config.inc.php. Of course, this will block all new account creation so should only be done if you want to block all accounts. Of course, the site administrator can temporarily remove this variable to allow accounts to be created.
- One can also add functionality to review and approve users, using a method like the one described in detail here.
Other scuttle resources:
- Adercon Consulting has published a series of articles on setting up Scuttle and tweaking it to work more effectively. They have focused on a series of anti-spam issues as well.
SemanticScuttle is a social bookmarking tool which is based on Scuttle but which offers a series of features. It was "forked" from Scuttle in 2007 and continues to be under active development. It offers both "classic" tags and structured semantic tags, hierarchical tags, and collaborative descriptions as well as other features like OpenID.
Del.icio.us like alternatively written in Perl. After stalling for some time, development (as of 2011) has resumed. Insipid also includes a Firefox extension though which remains under active development.
Student run project from the University of Minnesota: We want you to get your bookmarks from any computer, anywhere, whether you're at home, work, a library, or at school. We want to create a place where people can share their bookmarks with friends, family, and co-worker. We want to create a fun, flexible, and fast alternative to standard browser bookmarking.
The project lists support for "Firefox 4" which (as of lat e2011) is several years out of date. But the plugin seems to basically install and to work and the page is maintained.
Yummy is a self-hosted alternative to Delicious created in the aftermath of Delicious' move away from Yahoo. It attempts to provide a much more "traditional" user interface. Currently (November 2011), it only supports reading bookmarks but continues to be under at least some level of active development.
Rubric is a note-keeping system that also serves as a bookmark manager. Users store entries, which are small (or large) notes with a set of categorizing "tags." Entries may also refer to URIs.
Rubric was inspired by the http://del.icio.us/ service and the Notational Velocity note-taking software for Mac OS.
StatusNet, the software which powers http://identi.ca, has added bookmarking functionality as well. It provides an import interface for pulling in delicious bookmarks, and new bookmarks can be posted with similar fields -- URL, title, description, tags.
"Selficious is a new Python-based personal web bookmarking application very similar to Delicious. It's designed for just one person to stash their bookmarks on a web server."
- GitHub Last updated was December 2010 (as of ~1 year later)
"Scrumptious is a CouchDB based Delicious-clone by Jan-Piet Mens. It supports importing Delicious bookmarks."
- Blog post that explains the project and goes into detail about how it works and how to set it up
- GitHub repository
The project seems largely like a CouchDB proof of concept than something designed to be a usable and long-term maintained system.
http://sebsauvage.net/wiki/doku.php?id=php:shaarli Lightweight php bookmarking project with no database (everything is stored in a file)
- Ma.gnolia was a proprietary alternative to Delicious. However, it's 2.0 version was being developed as 2.0 under the hosted service suffered catastrophic data loss and was shut down permanently. The code, although not touched since 2009, is still available.

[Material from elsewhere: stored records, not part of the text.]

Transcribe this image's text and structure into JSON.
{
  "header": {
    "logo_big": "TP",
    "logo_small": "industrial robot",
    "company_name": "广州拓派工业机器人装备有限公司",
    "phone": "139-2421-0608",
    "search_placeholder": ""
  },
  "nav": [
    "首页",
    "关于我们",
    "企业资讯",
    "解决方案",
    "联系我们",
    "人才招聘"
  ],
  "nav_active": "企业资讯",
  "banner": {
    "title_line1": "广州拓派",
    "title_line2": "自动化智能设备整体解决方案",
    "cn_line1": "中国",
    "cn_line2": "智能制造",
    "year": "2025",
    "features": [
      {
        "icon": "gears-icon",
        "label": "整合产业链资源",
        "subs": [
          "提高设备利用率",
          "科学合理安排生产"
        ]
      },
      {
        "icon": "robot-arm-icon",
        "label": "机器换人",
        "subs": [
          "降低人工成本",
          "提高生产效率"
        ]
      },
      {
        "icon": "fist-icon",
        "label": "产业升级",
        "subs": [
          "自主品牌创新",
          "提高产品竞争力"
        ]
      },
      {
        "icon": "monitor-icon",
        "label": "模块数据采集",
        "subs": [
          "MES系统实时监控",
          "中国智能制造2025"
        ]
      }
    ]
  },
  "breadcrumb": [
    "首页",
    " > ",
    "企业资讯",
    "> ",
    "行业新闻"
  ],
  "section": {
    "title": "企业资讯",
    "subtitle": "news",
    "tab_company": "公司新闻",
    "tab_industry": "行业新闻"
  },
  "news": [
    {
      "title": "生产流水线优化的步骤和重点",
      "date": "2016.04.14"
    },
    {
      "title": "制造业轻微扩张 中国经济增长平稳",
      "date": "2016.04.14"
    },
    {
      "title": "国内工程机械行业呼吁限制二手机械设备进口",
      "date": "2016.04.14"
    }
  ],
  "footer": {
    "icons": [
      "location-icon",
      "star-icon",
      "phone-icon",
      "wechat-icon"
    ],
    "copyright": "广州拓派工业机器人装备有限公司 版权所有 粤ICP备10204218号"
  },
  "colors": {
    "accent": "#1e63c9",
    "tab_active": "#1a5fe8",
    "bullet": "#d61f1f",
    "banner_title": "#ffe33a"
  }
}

- Boo is a free software bookmarking script. Unfortunately, its development has been stalled for 3 years as of late 2011 and its homepage is currently been attacked so that it is displaying long lists of spam links.
- Sabros.us is both a hosted service and a downloading piece of free software. Founded in 2005, in December 2009 the project was listed as "no longer under active development."

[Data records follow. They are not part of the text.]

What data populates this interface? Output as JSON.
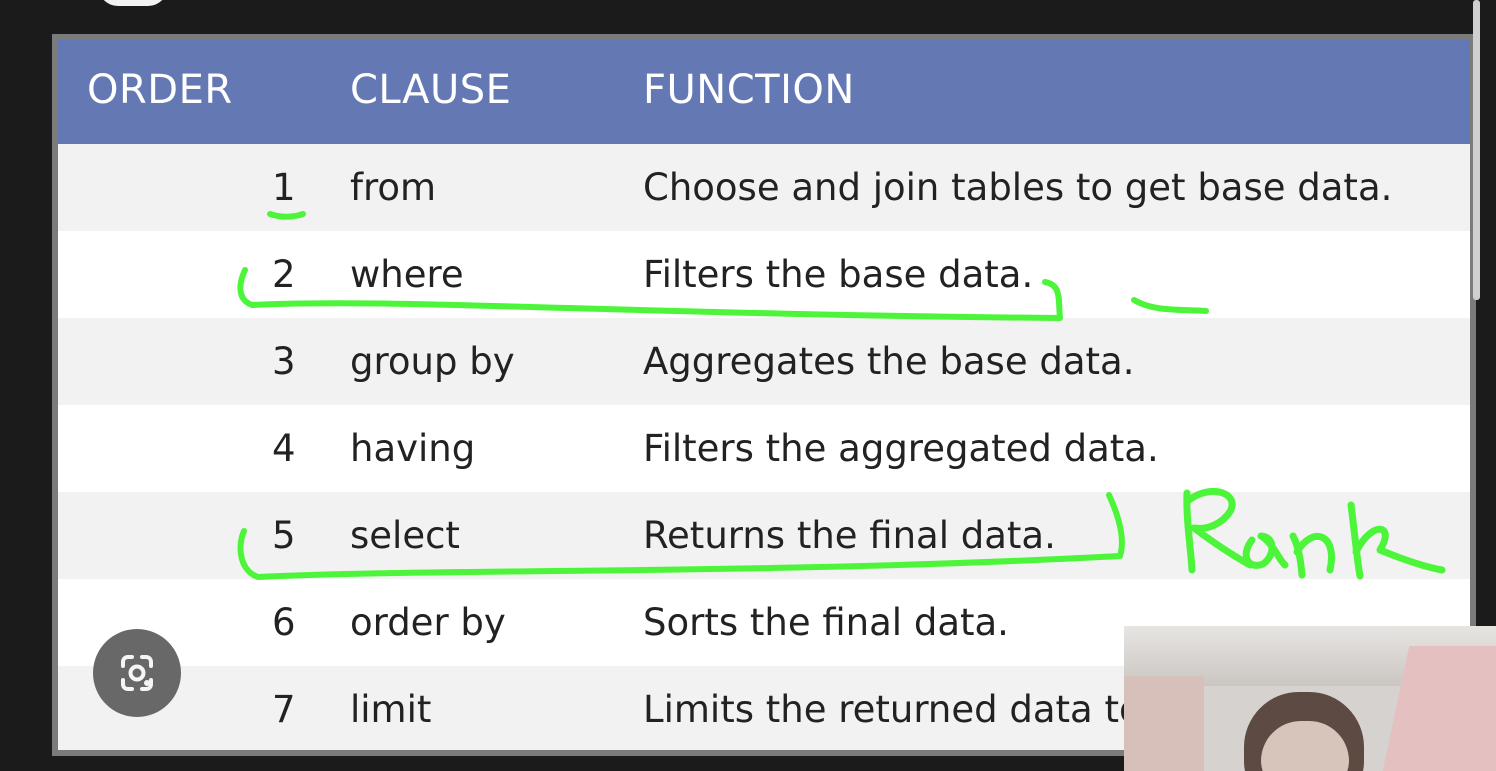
{
  "table": {
    "headers": [
      "ORDER",
      "CLAUSE",
      "FUNCTION"
    ],
    "rows": [
      {
        "order": "1",
        "clause": "from",
        "function": "Choose and join tables to get base data."
      },
      {
        "order": "2",
        "clause": "where",
        "function": "Filters the base data."
      },
      {
        "order": "3",
        "clause": "group by",
        "function": "Aggregates the base data."
      },
      {
        "order": "4",
        "clause": "having",
        "function": "Filters the aggregated data."
      },
      {
        "order": "5",
        "clause": "select",
        "function": "Returns the final data."
      },
      {
        "order": "6",
        "clause": "order by",
        "function": "Sorts the final data."
      },
      {
        "order": "7",
        "clause": "limit",
        "function": "Limits the returned data to"
      }
    ]
  },
  "annotations": {
    "handwritten_text": "Rank",
    "color": "#4CF53A"
  },
  "icons": {
    "lens_button": "lens-icon"
  },
  "colors": {
    "header_bg": "#6478B3",
    "outer_bg": "#1B1B1B",
    "table_bg": "#FFFFFF",
    "alt_row_bg": "#F2F2F2"
  }
}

- gnizr™ (gə-nīzər) is an open source application for social bookmarking and web mashup. It is easy to use gnizr to create a personalized del.icio.us-like portal for a group of friends and colleagues to store, classify and share information, and to mash-it-up with information about location. According to the Google Code project page, the project seems to be dormant and has not been updated since 2008. The company that was supporting it's development announced that it had been acquired and that "Gnizr's future was bright." The acquiring company's website has no mention of Gnizr and the project seems to be defunct.
- SiteBar describes itself as "a solution for people who use multiple browsers or computers and want to have their bookmarks available from anywhere without need to synchronize them or take them along." It's last release on SourceForge is in 2006 and its last update to the SVN repository linked from its download page in 2009.